The other side, facing the cars, is a seemingly continuous glass wall with a view of the artificial lake. Like the dual-purpose of the waters of the lake, the glass walls of the building optimise the presence of natural light to provide a comfortable working ambience, while minimising reliance on conventional energy.
It is Andy Piatek, the Manufacturing Director, himself, who leads us through the plant-tour.
There are no conveyors, no conventional noisy production machines, and no unearthly welding robots. Even the paint is applied manually by skilled workmen rather than by robotic systems. And, everything happens in almost pin-drop silence – a “reassuring hush” as McLaren themselves describe the atmosphere.
Since state-of-the-art race car technology goes into each production car, the volumes are deliberately kept low, with McLaren producing only in the range of 1500 of all cars combined annually, with each car boasting of hand-crafted fabrication and finish.
Back from the plant-tour, we have a look around the jewel in Coworth Park’s crown – The Dower House.
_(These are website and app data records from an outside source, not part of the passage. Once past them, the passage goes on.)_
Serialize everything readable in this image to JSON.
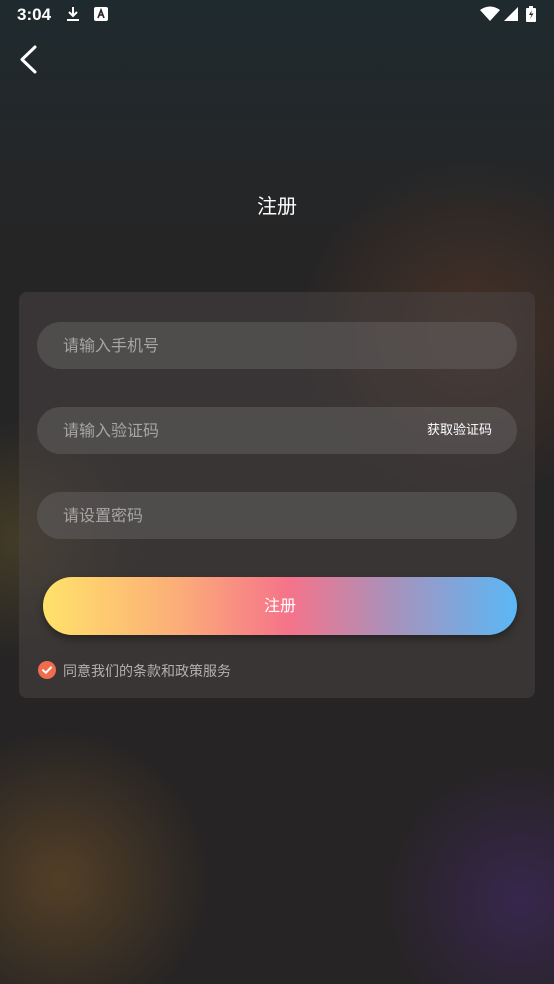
{
  "status_bar": {
    "time": "3:04",
    "left_icons": [
      "download-icon",
      "a-badge-icon"
    ],
    "right_icons": [
      "wifi-icon",
      "signal-icon",
      "battery-icon"
    ]
  },
  "header": {
    "back_icon": "chevron-left-icon",
    "title": "注册"
  },
  "form": {
    "phone_placeholder": "请输入手机号",
    "code_placeholder": "请输入验证码",
    "get_code_label": "获取验证码",
    "password_placeholder": "请设置密码",
    "register_label": "注册",
    "agree_text": "同意我们的条款和政策服务",
    "agree_checked": true
  },
  "colors": {
    "check_accent": "#ee6d4e",
    "button_gradient": [
      "#ffe26a",
      "#f5738a",
      "#5ab8f6"
    ]
  }
}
This is a picturesque, private three-bedroom house built in 1775 and has its own dining room, lounge and kitchen and a secluded garden, with a running stream, which is home to Coworth Park’s family of swans.
Dinner that evening with the McLaren’s Tom Pryor is at Restaurant Coworth Park, located within the main Mansion House and offering fine dining, showcasing a modern outlook on classical British dishes. Indeed, an apt finale to a most interesting day spent amidst the best of English technology and manufacturing skills – all that goes into the making of the McLaren 650S Spider.